Length: 14 hours 29 minutes
Brezhnev, Andropov, and Chernenko die. Gorbachev is not trusted. Yeltzin is called The Destroyer. The KGB already recognized in the early 1990s that the Soviet Union was falling apart and began mafia-like operations to export and hide billions to ensure their own survival after the collapse.
They began laying the groundwork for a new supranationalist Russia. These are the men who catapulted Putin, then a junior member of the cabal, to power. Once in power, he brings his criminal gang from St. Petersburg to Moscow.
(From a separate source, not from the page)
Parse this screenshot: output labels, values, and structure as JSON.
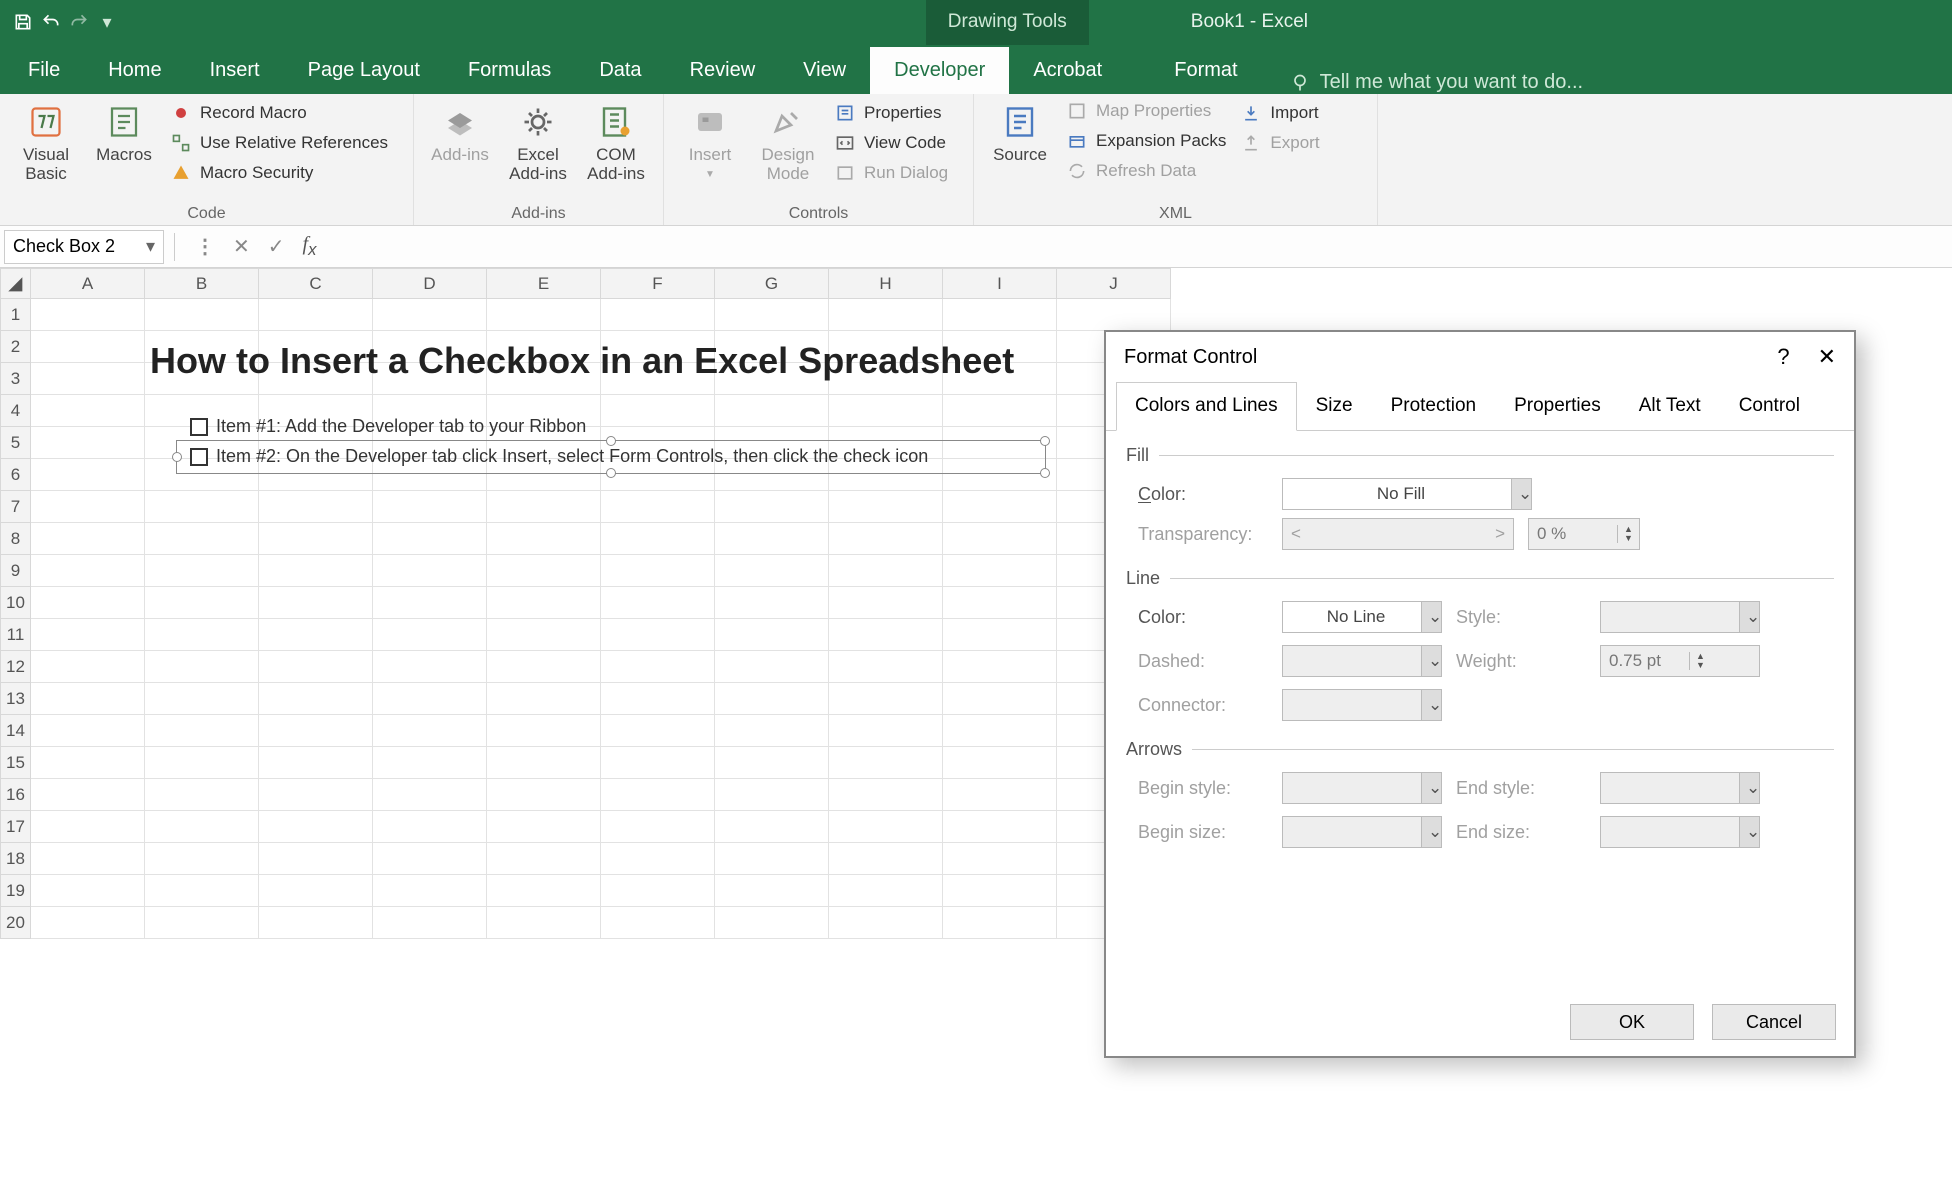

Together they loot the nation’s resources; suppress the opposition; jail, exile, or murder their enemies; acquire enormous private wealth; and divide up the nation’s oil, gas, treasure. They blackmail and attack their neighbors, many parts of the old USSR, and threaten the West with economic reprisal. Hundreds of KGB (and FSB, its successor) banks are established to transfer assets abroad, many of them offshore. This is why USA Administration is targeting individuals and banks over Ukraine. The intention of Putin and these men is to restore the Russian empire.
Russian scholar Dawisha describes and exposes the origins of Putin’s kleptocratic regime. She presents extensive hard evidence about his gang’s use of public positions for personal gain even before he became president in 2000. She documents the establishment of Bank Rossiya, now sanctioned by the U.S.; the rise of the Ozero Cooperative, founded by Putin and other members now subject to visa bans and asset seizures; the links between Putin and Petromed, the company that diverted millions in state funds to build Putin’s Palace near Sochi; the role of security officials from Putin’s KGB days in Leningrad and Dresden, and their alliance with organized crime.
This book is the result of years of research into the KGB and the various and thriving crime syndicates. It documents how Putin rose to run them. Dawisha’s sources include Stasi archives, Russian insiders, investigative journalists in the US, Britain, Germany, Finland, France and Italy, and Western officials who served in Moscow, including from the CIA. Russian journalists wrote part of this story when the Russian media was still free. Many of them died for this story, and their work has largely been scrubbed from the Internet, and even from Russian libraries she says. But some of that work remains..